ACTION ITEM: Every line in the data below that includes "Give" belongs in the answer, copied as it stands.

SUPPLIED RECORDS:
-=-=-
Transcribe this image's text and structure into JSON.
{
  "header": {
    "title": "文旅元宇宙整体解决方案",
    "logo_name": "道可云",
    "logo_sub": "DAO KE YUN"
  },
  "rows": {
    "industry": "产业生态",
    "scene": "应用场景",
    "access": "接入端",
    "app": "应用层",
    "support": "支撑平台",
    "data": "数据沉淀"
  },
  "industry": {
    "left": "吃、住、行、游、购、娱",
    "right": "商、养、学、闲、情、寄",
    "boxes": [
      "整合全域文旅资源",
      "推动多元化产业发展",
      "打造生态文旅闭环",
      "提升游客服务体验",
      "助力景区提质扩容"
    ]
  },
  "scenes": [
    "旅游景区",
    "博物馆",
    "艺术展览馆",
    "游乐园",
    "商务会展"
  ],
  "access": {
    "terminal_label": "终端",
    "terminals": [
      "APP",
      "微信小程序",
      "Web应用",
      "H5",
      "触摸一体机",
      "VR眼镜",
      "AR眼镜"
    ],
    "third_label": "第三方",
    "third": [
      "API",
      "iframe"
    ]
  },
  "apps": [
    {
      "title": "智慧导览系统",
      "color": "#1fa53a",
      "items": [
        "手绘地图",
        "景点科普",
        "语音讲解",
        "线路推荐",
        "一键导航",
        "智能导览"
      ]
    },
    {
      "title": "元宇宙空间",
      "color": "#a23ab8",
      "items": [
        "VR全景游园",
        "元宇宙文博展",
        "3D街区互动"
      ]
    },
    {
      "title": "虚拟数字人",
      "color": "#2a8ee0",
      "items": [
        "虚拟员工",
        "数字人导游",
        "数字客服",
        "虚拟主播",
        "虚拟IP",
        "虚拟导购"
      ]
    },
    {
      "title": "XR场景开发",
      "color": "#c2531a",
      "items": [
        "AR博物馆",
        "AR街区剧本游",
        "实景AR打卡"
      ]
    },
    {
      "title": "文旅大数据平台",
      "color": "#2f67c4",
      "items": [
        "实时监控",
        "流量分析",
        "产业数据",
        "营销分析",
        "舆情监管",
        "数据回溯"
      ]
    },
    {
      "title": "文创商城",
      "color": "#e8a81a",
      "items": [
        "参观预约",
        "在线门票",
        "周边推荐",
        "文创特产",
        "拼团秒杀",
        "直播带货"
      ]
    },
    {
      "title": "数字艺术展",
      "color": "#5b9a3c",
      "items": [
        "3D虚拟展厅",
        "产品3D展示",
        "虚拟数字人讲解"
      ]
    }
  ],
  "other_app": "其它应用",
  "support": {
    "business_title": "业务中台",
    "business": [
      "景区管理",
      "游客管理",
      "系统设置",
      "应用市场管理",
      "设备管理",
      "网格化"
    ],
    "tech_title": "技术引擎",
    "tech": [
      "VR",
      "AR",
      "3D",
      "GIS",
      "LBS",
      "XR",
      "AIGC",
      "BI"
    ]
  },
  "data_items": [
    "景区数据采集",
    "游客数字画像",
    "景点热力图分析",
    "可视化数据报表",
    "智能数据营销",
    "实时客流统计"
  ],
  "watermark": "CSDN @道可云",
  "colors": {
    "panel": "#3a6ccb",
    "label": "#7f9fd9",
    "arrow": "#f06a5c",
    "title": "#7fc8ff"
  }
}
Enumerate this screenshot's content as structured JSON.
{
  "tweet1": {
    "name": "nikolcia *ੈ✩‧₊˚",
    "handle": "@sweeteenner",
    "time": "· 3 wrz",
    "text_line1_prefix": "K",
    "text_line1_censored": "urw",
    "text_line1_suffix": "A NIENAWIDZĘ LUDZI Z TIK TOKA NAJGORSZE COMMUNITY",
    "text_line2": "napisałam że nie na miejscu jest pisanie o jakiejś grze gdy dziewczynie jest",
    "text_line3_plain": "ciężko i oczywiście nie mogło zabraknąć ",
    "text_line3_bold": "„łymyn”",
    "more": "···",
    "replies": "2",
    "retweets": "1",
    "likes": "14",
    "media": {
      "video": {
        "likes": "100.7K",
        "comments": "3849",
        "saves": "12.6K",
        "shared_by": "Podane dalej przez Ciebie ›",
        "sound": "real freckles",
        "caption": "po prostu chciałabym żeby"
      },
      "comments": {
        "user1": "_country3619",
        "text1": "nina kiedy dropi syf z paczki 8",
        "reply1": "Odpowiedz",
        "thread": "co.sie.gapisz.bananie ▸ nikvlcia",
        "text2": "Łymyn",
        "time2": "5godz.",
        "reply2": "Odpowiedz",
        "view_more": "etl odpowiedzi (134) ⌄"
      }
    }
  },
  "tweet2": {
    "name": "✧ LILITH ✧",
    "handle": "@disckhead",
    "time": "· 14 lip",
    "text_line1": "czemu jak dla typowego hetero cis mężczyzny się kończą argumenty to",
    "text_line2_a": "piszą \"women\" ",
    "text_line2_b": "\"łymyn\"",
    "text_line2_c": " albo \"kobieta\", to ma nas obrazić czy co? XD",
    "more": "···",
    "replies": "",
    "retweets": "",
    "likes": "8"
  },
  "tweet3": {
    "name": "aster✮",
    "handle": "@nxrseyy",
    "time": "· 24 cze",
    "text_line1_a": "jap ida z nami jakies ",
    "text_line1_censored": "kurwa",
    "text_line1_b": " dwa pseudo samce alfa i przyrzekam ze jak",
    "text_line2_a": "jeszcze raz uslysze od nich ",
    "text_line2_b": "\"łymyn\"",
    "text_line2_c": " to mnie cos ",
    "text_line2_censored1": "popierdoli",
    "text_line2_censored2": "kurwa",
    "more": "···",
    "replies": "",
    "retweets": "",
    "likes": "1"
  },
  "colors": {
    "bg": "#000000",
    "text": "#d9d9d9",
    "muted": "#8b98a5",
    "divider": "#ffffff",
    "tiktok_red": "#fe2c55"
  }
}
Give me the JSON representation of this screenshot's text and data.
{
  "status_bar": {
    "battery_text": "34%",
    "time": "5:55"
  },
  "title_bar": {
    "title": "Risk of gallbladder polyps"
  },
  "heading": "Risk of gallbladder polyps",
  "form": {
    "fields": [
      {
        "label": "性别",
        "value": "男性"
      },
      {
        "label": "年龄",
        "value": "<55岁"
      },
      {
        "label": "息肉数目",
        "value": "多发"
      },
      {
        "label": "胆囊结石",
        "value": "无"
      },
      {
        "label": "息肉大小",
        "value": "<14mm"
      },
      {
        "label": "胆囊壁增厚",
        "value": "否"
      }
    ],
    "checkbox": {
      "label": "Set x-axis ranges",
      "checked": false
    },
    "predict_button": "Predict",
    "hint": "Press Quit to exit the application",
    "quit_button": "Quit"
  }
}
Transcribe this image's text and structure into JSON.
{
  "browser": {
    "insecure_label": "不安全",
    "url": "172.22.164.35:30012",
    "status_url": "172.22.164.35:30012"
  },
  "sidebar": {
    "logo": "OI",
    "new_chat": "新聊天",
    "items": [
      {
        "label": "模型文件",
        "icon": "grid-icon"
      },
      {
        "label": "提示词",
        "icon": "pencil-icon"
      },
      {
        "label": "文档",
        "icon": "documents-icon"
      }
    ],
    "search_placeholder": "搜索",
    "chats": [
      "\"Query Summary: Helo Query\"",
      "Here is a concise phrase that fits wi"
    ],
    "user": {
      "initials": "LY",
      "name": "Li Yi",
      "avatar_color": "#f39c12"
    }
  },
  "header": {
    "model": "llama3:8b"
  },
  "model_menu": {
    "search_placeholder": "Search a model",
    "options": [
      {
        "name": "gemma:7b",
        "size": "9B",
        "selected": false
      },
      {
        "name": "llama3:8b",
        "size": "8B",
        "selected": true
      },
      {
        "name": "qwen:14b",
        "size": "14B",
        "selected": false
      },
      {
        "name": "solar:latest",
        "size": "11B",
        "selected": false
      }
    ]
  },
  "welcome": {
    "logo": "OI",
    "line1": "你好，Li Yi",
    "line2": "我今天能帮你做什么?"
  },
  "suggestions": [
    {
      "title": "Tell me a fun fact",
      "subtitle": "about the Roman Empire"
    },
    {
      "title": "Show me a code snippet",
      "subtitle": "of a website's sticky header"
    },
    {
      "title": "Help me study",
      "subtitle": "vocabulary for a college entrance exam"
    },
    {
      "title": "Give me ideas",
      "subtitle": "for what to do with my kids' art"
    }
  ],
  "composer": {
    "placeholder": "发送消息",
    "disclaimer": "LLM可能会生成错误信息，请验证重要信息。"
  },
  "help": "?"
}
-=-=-
WRITTEN RESPONSE:
Give me the JSON representation of this screenshot's text and data.
      "title": "Give me ideas",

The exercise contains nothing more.